Extracted material section start

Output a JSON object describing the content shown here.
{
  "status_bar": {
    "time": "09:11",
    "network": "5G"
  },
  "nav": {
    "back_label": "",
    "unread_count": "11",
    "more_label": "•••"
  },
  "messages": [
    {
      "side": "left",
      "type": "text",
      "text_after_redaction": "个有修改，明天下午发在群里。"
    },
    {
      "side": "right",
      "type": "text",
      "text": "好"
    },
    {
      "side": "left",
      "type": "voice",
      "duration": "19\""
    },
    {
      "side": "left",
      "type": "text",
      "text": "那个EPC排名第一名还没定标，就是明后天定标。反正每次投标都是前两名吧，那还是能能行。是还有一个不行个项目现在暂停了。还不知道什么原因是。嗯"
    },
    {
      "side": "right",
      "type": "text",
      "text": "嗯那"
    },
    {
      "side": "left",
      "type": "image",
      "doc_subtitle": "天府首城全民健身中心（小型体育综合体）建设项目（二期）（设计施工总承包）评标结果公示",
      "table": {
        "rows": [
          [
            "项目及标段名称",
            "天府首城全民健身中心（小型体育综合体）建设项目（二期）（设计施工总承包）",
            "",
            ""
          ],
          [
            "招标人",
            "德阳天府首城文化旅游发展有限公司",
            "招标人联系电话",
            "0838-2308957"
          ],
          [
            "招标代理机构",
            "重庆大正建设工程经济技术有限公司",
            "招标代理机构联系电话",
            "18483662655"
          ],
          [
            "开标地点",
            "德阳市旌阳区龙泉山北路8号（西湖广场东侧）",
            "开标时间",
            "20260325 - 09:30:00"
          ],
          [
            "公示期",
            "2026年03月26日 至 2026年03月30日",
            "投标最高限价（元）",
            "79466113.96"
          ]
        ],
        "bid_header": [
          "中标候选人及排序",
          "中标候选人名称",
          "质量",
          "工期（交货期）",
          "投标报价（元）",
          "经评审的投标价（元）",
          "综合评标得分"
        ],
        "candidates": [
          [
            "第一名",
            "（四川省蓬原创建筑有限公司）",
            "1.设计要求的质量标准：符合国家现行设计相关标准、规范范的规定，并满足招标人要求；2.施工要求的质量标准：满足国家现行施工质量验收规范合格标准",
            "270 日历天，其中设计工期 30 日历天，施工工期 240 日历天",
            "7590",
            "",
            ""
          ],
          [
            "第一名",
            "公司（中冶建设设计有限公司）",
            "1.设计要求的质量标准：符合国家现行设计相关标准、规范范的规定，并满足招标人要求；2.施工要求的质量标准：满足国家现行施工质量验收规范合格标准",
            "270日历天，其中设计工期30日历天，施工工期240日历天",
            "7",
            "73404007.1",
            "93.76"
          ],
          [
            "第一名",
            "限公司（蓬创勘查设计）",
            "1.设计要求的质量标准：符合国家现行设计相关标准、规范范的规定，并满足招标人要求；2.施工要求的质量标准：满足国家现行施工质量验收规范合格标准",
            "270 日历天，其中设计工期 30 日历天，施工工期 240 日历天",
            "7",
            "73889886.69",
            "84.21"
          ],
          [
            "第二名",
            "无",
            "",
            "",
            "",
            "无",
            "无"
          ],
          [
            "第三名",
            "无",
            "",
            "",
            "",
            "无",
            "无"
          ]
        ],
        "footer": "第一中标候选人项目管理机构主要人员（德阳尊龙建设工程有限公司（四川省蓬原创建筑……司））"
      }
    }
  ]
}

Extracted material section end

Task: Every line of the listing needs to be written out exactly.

Exercise result:
Output a JSON object describing the content shown here.
{
  "status_bar": {
    "time": "09:11",
    "network": "5G"
  },
  "nav": {
    "back_label": "",
    "unread_count": "11",
    "more_label": "•••"
  },
  "messages": [
    {
      "side": "left",
      "type": "text",
      "text_after_redaction": "个有修改，明天下午发在群里。"
    },
    {
      "side": "right",
      "type": "text",
      "text": "好"
    },
    {
      "side": "left",
      "type": "voice",
      "duration": "19\""
    },
    {
      "side": "left",
      "type": "text",
      "text": "那个EPC排名第一名还没定标，就是明后天定标。反正每次投标都是前两名吧，那还是能能行。是还有一个不行个项目现在暂停了。还不知道什么原因是。嗯"
    },
    {
      "side": "right",
      "type": "text",
      "text": "嗯那"
    },
    {
      "side": "left",
      "type": "image",
      "doc_subtitle": "天府首城全民健身中心（小型体育综合体）建设项目（二期）（设计施工总承包）评标结果公示",
      "table": {
        "rows": [
          [
            "项目及标段名称",
            "天府首城全民健身中心（小型体育综合体）建设项目（二期）（设计施工总承包）",
            "",
            ""
          ],
          [
            "招标人",
            "德阳天府首城文化旅游发展有限公司",
            "招标人联系电话",
            "0838-2308957"
          ],
          [
            "招标代理机构",
            "重庆大正建设工程经济技术有限公司",
            "招标代理机构联系电话",
            "18483662655"
          ],
          [
            "开标地点",
            "德阳市旌阳区龙泉山北路8号（西湖广场东侧）",
            "开标时间",
            "20260325 - 09:30:00"
          ],
          [
            "公示期",
            "2026年03月26日 至 2026年03月30日",
            "投标最高限价（元）",
            "79466113.96"
          ]
        ],
        "bid_header": [
          "中标候选人及排序",
          "中标候选人名称",
          "质量",
          "工期（交货期）",
          "投标报价（元）",
          "经评审的投标价（元）",
          "综合评标得分"
        ],
        "candidates": [
          [
            "第一名",
            "（四川省蓬原创建筑有限公司）",
            "1.设计要求的质量标准：符合国家现行设计相关标准、规范范的规定，并满足招标人要求；2.施工要求的质量标准：满足国家现行施工质量验收规范合格标准",
            "270 日历天，其中设计工期 30 日历天，施工工期 240 日历天",
            "7590",
            "",
            ""
          ],
          [
            "第一名",
            "公司（中冶建设设计有限公司）",
            "1.设计要求的质量标准：符合国家现行设计相关标准、规范范的规定，并满足招标人要求；2.施工要求的质量标准：满足国家现行施工质量验收规范合格标准",
            "270日历天，其中设计工期30日历天，施工工期240日历天",
            "7",
            "73404007.1",
            "93.76"
          ],
          [
            "第一名",
            "限公司（蓬创勘查设计）",
            "1.设计要求的质量标准：符合国家现行设计相关标准、规范范的规定，并满足招标人要求；2.施工要求的质量标准：满足国家现行施工质量验收规范合格标准",
            "270 日历天，其中设计工期 30 日历天，施工工期 240 日历天",
            "7",
            "73889886.69",
            "84.21"
          ],
          [
            "第二名",
            "无",
            "",
            "",
            "",
            "无",
            "无"
          ],
          [
            "第三名",
            "无",
            "",
            "",
            "",
            "无",
            "无"
          ]
        ],
        "footer": "第一中标候选人项目管理机构主要人员（德阳尊龙建设工程有限公司（四川省蓬原创建筑……司））"
      }
    }
  ]
}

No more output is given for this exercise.